Autumn will not officially arrive for several weeks but for most gardeners, the passing of Labor Day signals an end to the summer season. September is my favorite month for gardening. Mild summer-like days intermingle with crisp, comfortable evenings providing an ideal opportunity to undertake many landscaping activities. Warm, dry, workable soils and hopefully, more reliable moisture during the fall season, make the month of September the ideal time to prepare new gardens and renovate lawns.
A stroll through our gardens in late summer, however, can be a disappointing journey. With barely more than a half inch of rain in August at the time of this writing, many lawns are dry and crispy and even established perennials are wilting. Wandering wildflowers, monumental clumps of crabgrass, and weedy intruders seem to have appeared out of nowhere and many of our borders have become a monotone, lackluster green, with sprawling foliage and unsightly withered flower stalks.
Weeding gardens has become my top priority this week, especially the removal of seed-laden intruders like crabgrass, oxalis, spotted spurge, and copperleaf. Bittercress and chickweed, that dispersed thousands of seeds this spring, are beginning to sprout and are also primary targets. Tiny dandelion sprouts are easy to extricate now, when their taproots are just beginning to form. Look up these common weeds on-line if you are not sure what they are. Be sure to look beneath the drooping foliage of waning perennials where many unwanted intruders lurk, secretly scattering their seeds. A few minutes each day will save hours of weeding next spring.

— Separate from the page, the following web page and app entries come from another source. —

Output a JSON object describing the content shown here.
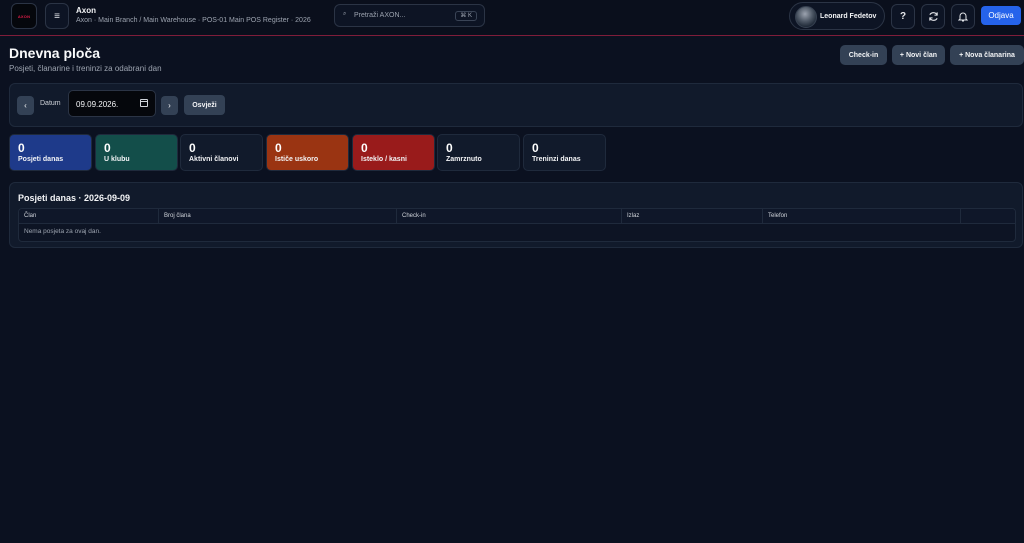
{
  "header": {
    "logo_text": "AXON",
    "app_title": "Axon",
    "breadcrumb": "Axon · Main Branch / Main Warehouse · POS-01 Main POS Register · 2026",
    "search_placeholder": "Pretraži AXON...",
    "search_shortcut": "⌘ K",
    "user_name": "Leonard Fedetov",
    "help_label": "?",
    "logout_label": "Odjava"
  },
  "page": {
    "title": "Dnevna ploča",
    "subtitle": "Posjeti, članarine i treninzi za odabrani dan",
    "actions": {
      "checkin": "Check-in",
      "new_member": "+ Novi član",
      "new_membership": "+ Nova članarina"
    }
  },
  "date_bar": {
    "prev": "‹",
    "next": "›",
    "label": "Datum",
    "value": "09.09.2026.",
    "refresh": "Osvježi"
  },
  "stats": [
    {
      "value": "0",
      "label": "Posjeti danas",
      "color": "#1e3a8a"
    },
    {
      "value": "0",
      "label": "U klubu",
      "color": "#134e4a"
    },
    {
      "value": "0",
      "label": "Aktivni članovi",
      "color": "#111a2b"
    },
    {
      "value": "0",
      "label": "Ističe uskoro",
      "color": "#9a3412"
    },
    {
      "value": "0",
      "label": "Isteklo / kasni",
      "color": "#991b1b"
    },
    {
      "value": "0",
      "label": "Zamrznuto",
      "color": "#111a2b"
    },
    {
      "value": "0",
      "label": "Treninzi danas",
      "color": "#111a2b"
    }
  ],
  "visits_table": {
    "title": "Posjeti danas · 2026-09-09",
    "columns": [
      "Član",
      "Broj člana",
      "Check-in",
      "Izlaz",
      "Telefon",
      ""
    ],
    "empty_text": "Nema posjeta za ovaj dan."
  }
}
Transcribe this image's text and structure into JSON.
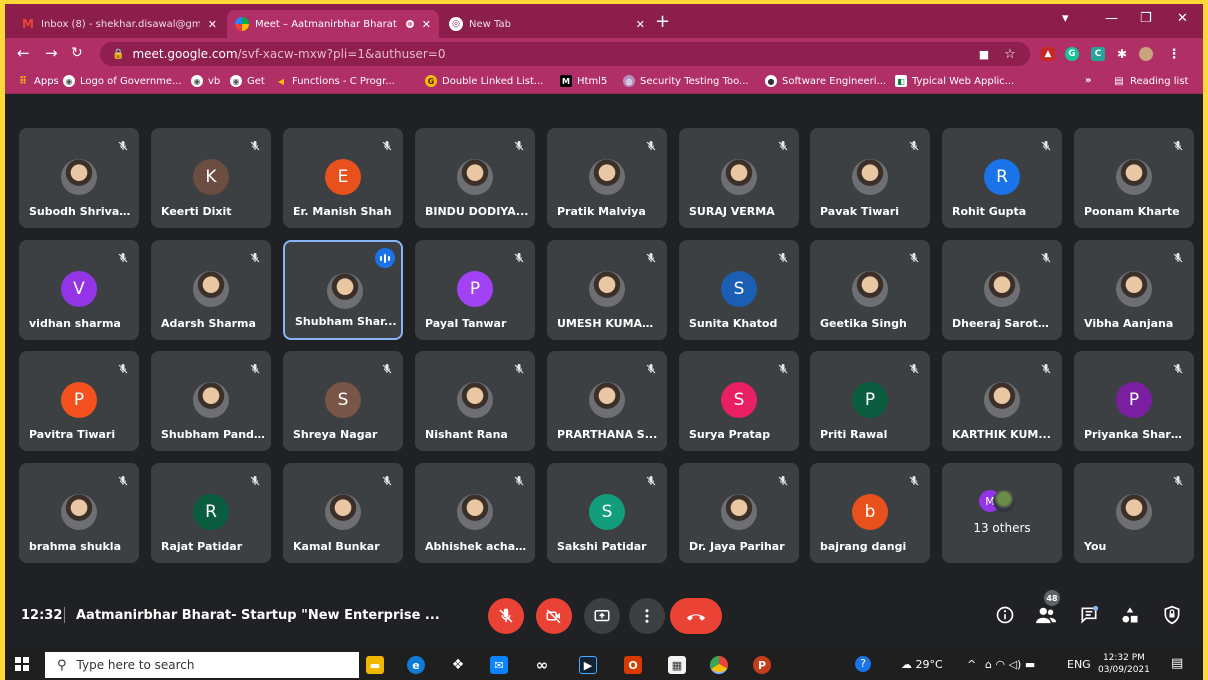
{
  "browser": {
    "tabs": [
      {
        "title": "Inbox (8) - shekhar.disawal@gma",
        "favicon": "gmail-icon"
      },
      {
        "title": "Meet – Aatmanirbhar Bharat",
        "favicon": "meet-icon",
        "recording": true
      },
      {
        "title": "New Tab",
        "favicon": "chrome-icon"
      }
    ],
    "address": {
      "host": "meet.google.com",
      "path": "/svf-xacw-mxw?pli=1&authuser=0"
    },
    "bookmarks": [
      "Apps",
      "Logo of Governme...",
      "vb",
      "Get",
      "Functions - C Progr...",
      "Double Linked List...",
      "Html5",
      "Security Testing Too...",
      "Software Engineeri...",
      "Typical Web Applic..."
    ],
    "bookmarks_more": "»",
    "reading_list": "Reading list"
  },
  "participants": [
    {
      "name": "Subodh Shrivas...",
      "type": "photo"
    },
    {
      "name": "Keerti Dixit",
      "type": "initial",
      "initial": "K",
      "color": "#6d4c41"
    },
    {
      "name": "Er. Manish Shah",
      "type": "initial",
      "initial": "E",
      "color": "#e8511c"
    },
    {
      "name": "BINDU DODIYA...",
      "type": "photo"
    },
    {
      "name": "Pratik Malviya",
      "type": "photo"
    },
    {
      "name": "SURAJ VERMA",
      "type": "photo"
    },
    {
      "name": "Pavak Tiwari",
      "type": "photo"
    },
    {
      "name": "Rohit Gupta",
      "type": "initial",
      "initial": "R",
      "color": "#1a73e8"
    },
    {
      "name": "Poonam Kharte",
      "type": "photo"
    },
    {
      "name": "vidhan sharma",
      "type": "initial",
      "initial": "V",
      "color": "#9334e6"
    },
    {
      "name": "Adarsh Sharma",
      "type": "photo"
    },
    {
      "name": "Shubham Shar...",
      "type": "photo",
      "speaking": true
    },
    {
      "name": "Payal Tanwar",
      "type": "initial",
      "initial": "P",
      "color": "#a142f4"
    },
    {
      "name": "UMESH KUMAR...",
      "type": "photo"
    },
    {
      "name": "Sunita Khatod",
      "type": "initial",
      "initial": "S",
      "color": "#1a5fb4"
    },
    {
      "name": "Geetika Singh",
      "type": "photo"
    },
    {
      "name": "Dheeraj Sarothi...",
      "type": "photo"
    },
    {
      "name": "Vibha Aanjana",
      "type": "photo"
    },
    {
      "name": "Pavitra Tiwari",
      "type": "initial",
      "initial": "P",
      "color": "#f4511e"
    },
    {
      "name": "Shubham Pand...",
      "type": "photo"
    },
    {
      "name": "Shreya Nagar",
      "type": "initial",
      "initial": "S",
      "color": "#795548"
    },
    {
      "name": "Nishant Rana",
      "type": "photo"
    },
    {
      "name": "PRARTHANA S...",
      "type": "photo"
    },
    {
      "name": "Surya Pratap",
      "type": "initial",
      "initial": "S",
      "color": "#e91e63"
    },
    {
      "name": "Priti Rawal",
      "type": "initial",
      "initial": "P",
      "color": "#0b5d3f"
    },
    {
      "name": "KARTHIK KUM...",
      "type": "photo"
    },
    {
      "name": "Priyanka Sharma",
      "type": "initial",
      "initial": "P",
      "color": "#7b1fa2"
    },
    {
      "name": "brahma shukla",
      "type": "photo"
    },
    {
      "name": "Rajat Patidar",
      "type": "initial",
      "initial": "R",
      "color": "#0b5d3f"
    },
    {
      "name": "Kamal Bunkar",
      "type": "photo"
    },
    {
      "name": "Abhishek achar...",
      "type": "photo"
    },
    {
      "name": "Sakshi Patidar",
      "type": "initial",
      "initial": "S",
      "color": "#129e7a"
    },
    {
      "name": "Dr. Jaya Parihar",
      "type": "photo"
    },
    {
      "name": "bajrang dangi",
      "type": "initial",
      "initial": "b",
      "color": "#e8511c"
    },
    {
      "name": "13 others",
      "type": "others",
      "initial": "M"
    },
    {
      "name": "You",
      "type": "photo"
    }
  ],
  "meeting": {
    "time": "12:32",
    "title": "Aatmanirbhar Bharat- Startup \"New Enterprise ...",
    "participant_count": "48"
  },
  "taskbar": {
    "search_placeholder": "Type here to search",
    "weather": "29°C",
    "language": "ENG",
    "time": "12:32 PM",
    "date": "03/09/2021"
  },
  "colors": {
    "tab_strip": "#8b1e4b",
    "toolbar": "#b12f67",
    "meet_bg": "#202124",
    "tile": "#3c4043",
    "danger": "#ea4335"
  }
}
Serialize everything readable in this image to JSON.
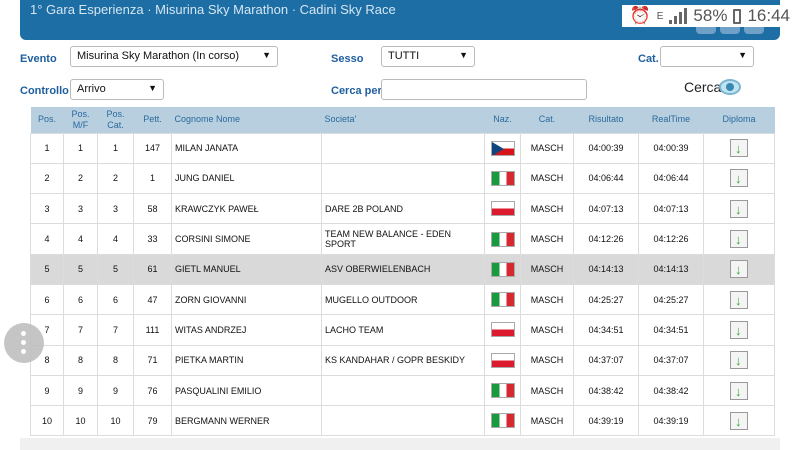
{
  "statusbar": {
    "icons": [
      "alarm-icon",
      "data-e-icon",
      "signal-icon"
    ],
    "battery": "58%",
    "time": "16:44"
  },
  "header": {
    "blur_text": "1° Gara Esperienza · Misurina Sky Marathon · Cadini Sky Race"
  },
  "filters": {
    "evento_label": "Evento",
    "evento_value": "Misurina Sky Marathon (In corso)",
    "sesso_label": "Sesso",
    "sesso_value": "TUTTI",
    "cat_label": "Cat.",
    "cat_value": "",
    "controllo_label": "Controllo",
    "controllo_value": "Arrivo",
    "cerca_per_label": "Cerca per",
    "cerca_per_value": "",
    "cerca_button": "Cerca"
  },
  "table": {
    "headers": [
      "Pos.",
      "Pos. M/F",
      "Pos. Cat.",
      "Pett.",
      "Cognome Nome",
      "Societa'",
      "Naz.",
      "Cat.",
      "Risultato",
      "RealTime",
      "Diploma"
    ],
    "rows": [
      {
        "pos": "1",
        "posmf": "1",
        "poscat": "1",
        "pett": "147",
        "name": "MILAN JANATA",
        "soc": "",
        "naz": "cz",
        "cat": "MASCH",
        "ris": "04:00:39",
        "real": "04:00:39"
      },
      {
        "pos": "2",
        "posmf": "2",
        "poscat": "2",
        "pett": "1",
        "name": "JUNG DANIEL",
        "soc": "",
        "naz": "it",
        "cat": "MASCH",
        "ris": "04:06:44",
        "real": "04:06:44"
      },
      {
        "pos": "3",
        "posmf": "3",
        "poscat": "3",
        "pett": "58",
        "name": "KRAWCZYK PAWEŁ",
        "soc": "DARE 2B POLAND",
        "naz": "pl",
        "cat": "MASCH",
        "ris": "04:07:13",
        "real": "04:07:13"
      },
      {
        "pos": "4",
        "posmf": "4",
        "poscat": "4",
        "pett": "33",
        "name": "CORSINI SIMONE",
        "soc": "TEAM NEW BALANCE - EDEN SPORT",
        "naz": "it",
        "cat": "MASCH",
        "ris": "04:12:26",
        "real": "04:12:26"
      },
      {
        "pos": "5",
        "posmf": "5",
        "poscat": "5",
        "pett": "61",
        "name": "GIETL MANUEL",
        "soc": "ASV OBERWIELENBACH",
        "naz": "it",
        "cat": "MASCH",
        "ris": "04:14:13",
        "real": "04:14:13"
      },
      {
        "pos": "6",
        "posmf": "6",
        "poscat": "6",
        "pett": "47",
        "name": "ZORN GIOVANNI",
        "soc": "MUGELLO OUTDOOR",
        "naz": "it",
        "cat": "MASCH",
        "ris": "04:25:27",
        "real": "04:25:27"
      },
      {
        "pos": "7",
        "posmf": "7",
        "poscat": "7",
        "pett": "111",
        "name": "WITAS ANDRZEJ",
        "soc": "LACHO TEAM",
        "naz": "pl",
        "cat": "MASCH",
        "ris": "04:34:51",
        "real": "04:34:51"
      },
      {
        "pos": "8",
        "posmf": "8",
        "poscat": "8",
        "pett": "71",
        "name": "PIETKA MARTIN",
        "soc": "KS KANDAHAR / GOPR BESKIDY",
        "naz": "pl",
        "cat": "MASCH",
        "ris": "04:37:07",
        "real": "04:37:07"
      },
      {
        "pos": "9",
        "posmf": "9",
        "poscat": "9",
        "pett": "76",
        "name": "PASQUALINI EMILIO",
        "soc": "",
        "naz": "it",
        "cat": "MASCH",
        "ris": "04:38:42",
        "real": "04:38:42"
      },
      {
        "pos": "10",
        "posmf": "10",
        "poscat": "10",
        "pett": "79",
        "name": "BERGMANN WERNER",
        "soc": "",
        "naz": "it",
        "cat": "MASCH",
        "ris": "04:39:19",
        "real": "04:39:19"
      }
    ],
    "highlighted_row": 5
  },
  "colors": {
    "header_blue": "#1c6ea4",
    "label_blue": "#1f5fa0",
    "table_header_bg": "#b8cfe0",
    "highlight_row": "#d9d9d9"
  }
}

I grow vast numbers of hostas and daylilies, many of which are starting to look worn and tattered, although a few late-bloomers have lovely blossoms including the showy yellow daylily “Sandra Elizabeth” and the sweetly scented, pure white blooms of hosta “Royal Standard.” Spent stems and brown foliage can often be gently eased from among the new leaves of daylilies by using fingers like a rake. For hostas and other perennials, clipping the spent flower stalks and some of the flopping or declining foliage can dramatically improve the appearance of the garden.
As I wander from garden to garden, I pause regularly to critically analyze my lawn, gardens, and shrubbery. My notebook and camera are always nearby to note perennials that require division or trees and shrubs that need pruning or relocation. Digital images are snapped of my perennial borders to remind me of the mature size of my perennials at season’s end to avoid over-planting next spring when there appears to be so much empty space between the plants.
Light exposure in all gardens is also recorded several times during the day. As trees and shrubs mature, the availability of sunlight changes each year, often affecting the performance of many plants. Very few plants perform well in heavy shade and even some of my shade-loving plants struggled this season due to increasingly low-light from a dense overhead canopy. A little light pruning to thin out some densely branched trees may be done this fall, but major pruning of larger tree limbs will wait until early spring. Fall pruning may initiate soft new growth that can be damaged by freezing temperatures and large cuts may not have sufficient time to heal properly before winter sets in, plus the architecture of trees is easier to view in spring before the trees leaf out.
September is the preferred time of year to install or renovate lawns. Warm soil temperatures facilitate the prompt germination of grass seed and Mother Nature usually assists with consistent moisture. This is an ideal time to patch bare spots, remove thatch, aerate, overseed, spread lime, and fertilize.
Despite an overall good growing season, our recent lack of moisture is beginning to take a toll, particularly on woody plants. Some trees and shrubs are already starting to don fall color, a sign of stress and moisture deprivation. Many of our popular blue and pink mophead hydrangeas are wilted and my astilbes are turning brown. Supplemental moisture is critical at this time of year as many of our woody plants are in the process of setting flower buds for next season, especially mophead hydrangeas, plus astilbes will often succumb if allowed to turn crispy.
Once the gardens are clipped, there is usually new found space to add a few colorful seasonal fall favorites including chrysanthemums, asters, sedums, ornamental peppers, and kale.
— Suzanne Mahler is an avid gardener, photographer and lecturer. She is a member of a local garden club, past president of the New England Daylily Society, an overseer for the Massachusetts Horticultural Society and is employed at a garden center.